* **Problem**
Could you output all of the records below exactly as they appear?

== Segment start ==

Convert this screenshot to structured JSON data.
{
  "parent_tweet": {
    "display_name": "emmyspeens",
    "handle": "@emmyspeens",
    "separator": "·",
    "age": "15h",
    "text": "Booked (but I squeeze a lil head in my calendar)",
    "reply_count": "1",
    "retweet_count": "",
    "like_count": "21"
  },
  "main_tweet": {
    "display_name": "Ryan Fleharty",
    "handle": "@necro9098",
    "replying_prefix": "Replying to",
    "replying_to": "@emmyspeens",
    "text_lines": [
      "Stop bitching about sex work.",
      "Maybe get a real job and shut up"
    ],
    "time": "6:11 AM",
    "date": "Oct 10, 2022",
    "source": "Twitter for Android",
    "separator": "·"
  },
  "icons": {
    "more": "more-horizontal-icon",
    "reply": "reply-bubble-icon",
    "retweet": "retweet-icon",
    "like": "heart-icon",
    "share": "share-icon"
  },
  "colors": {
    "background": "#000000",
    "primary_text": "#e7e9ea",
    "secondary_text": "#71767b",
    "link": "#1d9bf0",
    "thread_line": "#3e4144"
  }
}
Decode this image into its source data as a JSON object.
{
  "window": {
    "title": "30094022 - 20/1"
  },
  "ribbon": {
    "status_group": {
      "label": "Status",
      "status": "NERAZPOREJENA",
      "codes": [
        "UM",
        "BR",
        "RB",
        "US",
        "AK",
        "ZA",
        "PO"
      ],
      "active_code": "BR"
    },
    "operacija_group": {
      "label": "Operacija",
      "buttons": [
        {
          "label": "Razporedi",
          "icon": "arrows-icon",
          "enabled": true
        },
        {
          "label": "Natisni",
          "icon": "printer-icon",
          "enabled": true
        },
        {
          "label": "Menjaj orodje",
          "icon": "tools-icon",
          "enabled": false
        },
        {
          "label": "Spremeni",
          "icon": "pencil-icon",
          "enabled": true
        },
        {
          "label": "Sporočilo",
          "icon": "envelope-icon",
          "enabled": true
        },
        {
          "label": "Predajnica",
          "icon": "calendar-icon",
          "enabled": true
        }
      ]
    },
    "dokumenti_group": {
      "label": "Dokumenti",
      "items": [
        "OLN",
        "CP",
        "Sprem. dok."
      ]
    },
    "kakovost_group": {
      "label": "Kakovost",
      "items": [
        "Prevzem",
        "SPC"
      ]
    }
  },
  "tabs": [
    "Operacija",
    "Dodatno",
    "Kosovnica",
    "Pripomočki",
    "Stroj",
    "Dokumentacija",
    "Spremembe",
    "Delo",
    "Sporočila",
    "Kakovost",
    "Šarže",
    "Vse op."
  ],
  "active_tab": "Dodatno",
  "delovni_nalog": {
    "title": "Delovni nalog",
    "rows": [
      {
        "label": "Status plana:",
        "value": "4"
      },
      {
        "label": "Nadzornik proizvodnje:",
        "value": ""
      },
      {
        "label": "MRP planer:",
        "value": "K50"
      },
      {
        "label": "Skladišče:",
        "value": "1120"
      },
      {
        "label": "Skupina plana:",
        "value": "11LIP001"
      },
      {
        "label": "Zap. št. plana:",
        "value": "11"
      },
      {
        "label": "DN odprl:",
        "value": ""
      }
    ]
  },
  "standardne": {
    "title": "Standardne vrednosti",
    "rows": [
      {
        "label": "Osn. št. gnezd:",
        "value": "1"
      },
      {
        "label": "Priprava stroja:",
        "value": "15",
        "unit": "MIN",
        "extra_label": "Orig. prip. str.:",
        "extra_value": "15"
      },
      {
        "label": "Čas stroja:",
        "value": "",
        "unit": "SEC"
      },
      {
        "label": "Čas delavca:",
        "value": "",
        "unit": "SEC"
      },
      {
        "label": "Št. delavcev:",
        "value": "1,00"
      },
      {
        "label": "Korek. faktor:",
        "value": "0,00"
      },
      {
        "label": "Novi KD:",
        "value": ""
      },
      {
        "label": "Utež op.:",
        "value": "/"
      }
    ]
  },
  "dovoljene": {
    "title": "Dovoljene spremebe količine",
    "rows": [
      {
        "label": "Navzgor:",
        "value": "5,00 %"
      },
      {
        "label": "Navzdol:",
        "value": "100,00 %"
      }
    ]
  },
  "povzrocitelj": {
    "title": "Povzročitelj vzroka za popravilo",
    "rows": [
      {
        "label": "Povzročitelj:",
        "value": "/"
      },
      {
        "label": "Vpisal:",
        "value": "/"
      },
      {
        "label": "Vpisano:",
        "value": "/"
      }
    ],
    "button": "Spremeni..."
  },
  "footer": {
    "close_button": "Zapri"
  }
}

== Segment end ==

* **Result of the exercise**
Convert this screenshot to structured JSON data.
{
  "parent_tweet": {
    "display_name": "emmyspeens",
    "handle": "@emmyspeens",
    "separator": "·",
    "age": "15h",
    "text": "Booked (but I squeeze a lil head in my calendar)",
    "reply_count": "1",
    "retweet_count": "",
    "like_count": "21"
  },
  "main_tweet": {
    "display_name": "Ryan Fleharty",
    "handle": "@necro9098",
    "replying_prefix": "Replying to",
    "replying_to": "@emmyspeens",
    "text_lines": [
      "Stop bitching about sex work.",
      "Maybe get a real job and shut up"
    ],
    "time": "6:11 AM",
    "date": "Oct 10, 2022",
    "source": "Twitter for Android",
    "separator": "·"
  },
  "icons": {
    "more": "more-horizontal-icon",
    "reply": "reply-bubble-icon",
    "retweet": "retweet-icon",
    "like": "heart-icon",
    "share": "share-icon"
  },
  "colors": {
    "background": "#000000",
    "primary_text": "#e7e9ea",
    "secondary_text": "#71767b",
    "link": "#1d9bf0",
    "thread_line": "#3e4144"
  }
}
Decode this image into its source data as a JSON object.
{
  "window": {
    "title": "30094022 - 20/1"
  },
  "ribbon": {
    "status_group": {
      "label": "Status",
      "status": "NERAZPOREJENA",
      "codes": [
        "UM",
        "BR",
        "RB",
        "US",
        "AK",
        "ZA",
        "PO"
      ],
      "active_code": "BR"
    },
    "operacija_group": {
      "label": "Operacija",
      "buttons": [
        {
          "label": "Razporedi",
          "icon": "arrows-icon",
          "enabled": true
        },
        {
          "label": "Natisni",
          "icon": "printer-icon",
          "enabled": true
        },
        {
          "label": "Menjaj orodje",
          "icon": "tools-icon",
          "enabled": false
        },
        {
          "label": "Spremeni",
          "icon": "pencil-icon",
          "enabled": true
        },
        {
          "label": "Sporočilo",
          "icon": "envelope-icon",
          "enabled": true
        },
        {
          "label": "Predajnica",
          "icon": "calendar-icon",
          "enabled": true
        }
      ]
    },
    "dokumenti_group": {
      "label": "Dokumenti",
      "items": [
        "OLN",
        "CP",
        "Sprem. dok."
      ]
    },
    "kakovost_group": {
      "label": "Kakovost",
      "items": [
        "Prevzem",
        "SPC"
      ]
    }
  },
  "tabs": [
    "Operacija",
    "Dodatno",
    "Kosovnica",
    "Pripomočki",
    "Stroj",
    "Dokumentacija",
    "Spremembe",
    "Delo",
    "Sporočila",
    "Kakovost",
    "Šarže",
    "Vse op."
  ],
  "active_tab": "Dodatno",
  "delovni_nalog": {
    "title": "Delovni nalog",
    "rows": [
      {
        "label": "Status plana:",
        "value": "4"
      },
      {
        "label": "Nadzornik proizvodnje:",
        "value": ""
      },
      {
        "label": "MRP planer:",
        "value": "K50"
      },
      {
        "label": "Skladišče:",
        "value": "1120"
      },
      {
        "label": "Skupina plana:",
        "value": "11LIP001"
      },
      {
        "label": "Zap. št. plana:",
        "value": "11"
      },
      {
        "label": "DN odprl:",
        "value": ""
      }
    ]
  },
  "standardne": {
    "title": "Standardne vrednosti",
    "rows": [
      {
        "label": "Osn. št. gnezd:",
        "value": "1"
      },
      {
        "label": "Priprava stroja:",
        "value": "15",
        "unit": "MIN",
        "extra_label": "Orig. prip. str.:",
        "extra_value": "15"
      },
      {
        "label": "Čas stroja:",
        "value": "",
        "unit": "SEC"
      },
      {
        "label": "Čas delavca:",
        "value": "",
        "unit": "SEC"
      },
      {
        "label": "Št. delavcev:",
        "value": "1,00"
      },
      {
        "label": "Korek. faktor:",
        "value": "0,00"
      },
      {
        "label": "Novi KD:",
        "value": ""
      },
      {
        "label": "Utež op.:",
        "value": "/"
      }
    ]
  },
  "dovoljene": {
    "title": "Dovoljene spremebe količine",
    "rows": [
      {
        "label": "Navzgor:",
        "value": "5,00 %"
      },
      {
        "label": "Navzdol:",
        "value": "100,00 %"
      }
    ]
  },
  "povzrocitelj": {
    "title": "Povzročitelj vzroka za popravilo",
    "rows": [
      {
        "label": "Povzročitelj:",
        "value": "/"
      },
      {
        "label": "Vpisal:",
        "value": "/"
      },
      {
        "label": "Vpisano:",
        "value": "/"
      }
    ],
    "button": "Spremeni..."
  },
  "footer": {
    "close_button": "Zapri"
  }
}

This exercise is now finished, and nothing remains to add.